FDA approves use of enzalutamide (Xtandi) for nmCRPC

As we predicted just a couple of weeks ago, on Friday the US Food and Drug Administration (FDA) approved the use of enzalutamide (Xtandi) for the treatment of non-metastatic, castration-resistant prostate cancer (nmCRPC), … READ MORE …

MFS as a new endpoint in prostate cancer drug development

An article by staff at the U.S. Food and Drug Administration (FDA) in this week’s New England Journal of Medicine (NEJM) addresses the use of metastasis-free survival (MFS) as the primary endpoint in the trial that led to approval of apalutamide (Erleada) earlier this year. … READ MORE …

FDA approves new form of abiraterone acetate for treatment of prostate cancer

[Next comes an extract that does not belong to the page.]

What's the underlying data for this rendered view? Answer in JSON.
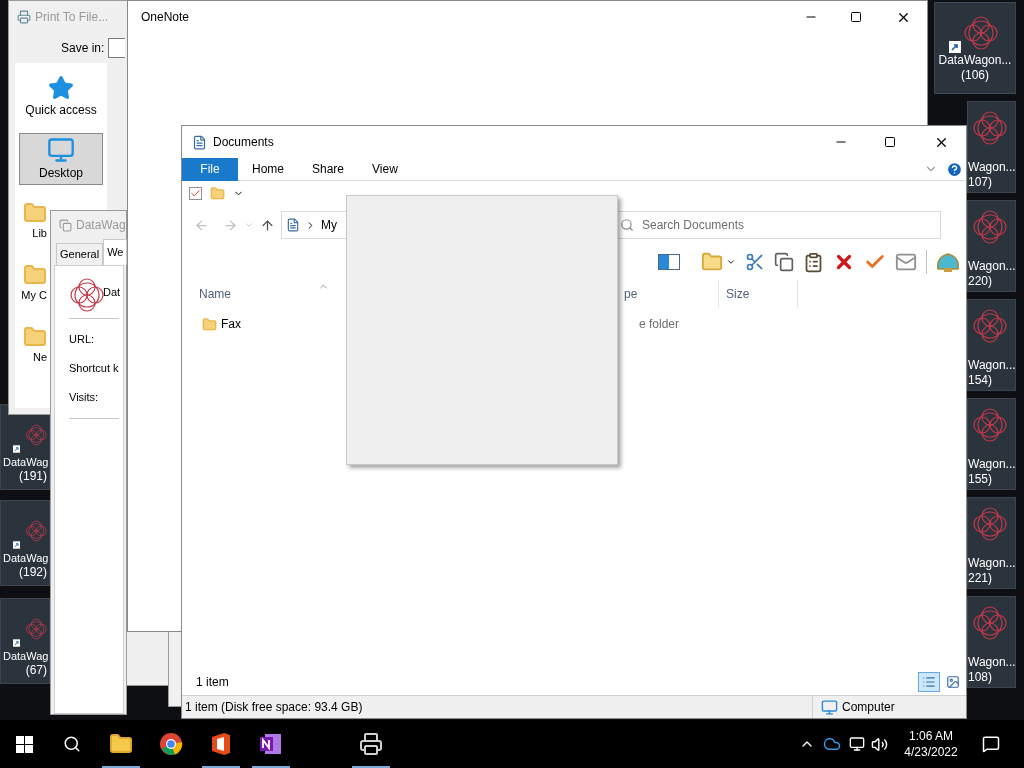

On May 23, the US Food and Drug Administration apparently approved a new formulation of abiraterone acetate, known as Yonsa®, for the treatment of patients with metastatic castration-resistant prostate cancer (mCRPC). … READ MORE …

Evolutions in the treatment of nmCRPC — redux

So at the Genitourinary Cancers Symposium in San Francisco today we were presented with full reports on the SPARTAN trial and the PROSPER trial by Drs. Eric Small and Maha Hussain, respectively. … READ MORE …

Evolutions in the treatment of nmCRPC

So we now have news reports and abstracts telling us what the top-line results of the SPARTAN trial and the PROSPER trial are in the treatment of men with non-metastatic, castration-resistant prostate cancer (nmCRPC). … READ MORE …

What to do first for men with mCRPC

The currently “great unanswered” question in the management of advanced prostate cancer is the order of agents to be used in the treatment of men who are receiving first-line therapy for metastatic prostate cancer after it becomes castration-resistant. … READ MORE …

BAT + enzalutamide: data from the RESTORE study

Just over a year ago we wrote up a commentary on this web site entitled, “Can bipolar cycling of testosterone really cure prostate cancer?” It dealt with what is known as “bipolar androgen therapy” or BAT and referred to a Phase II clinical trial known as the RESTORE study. … READ MORE …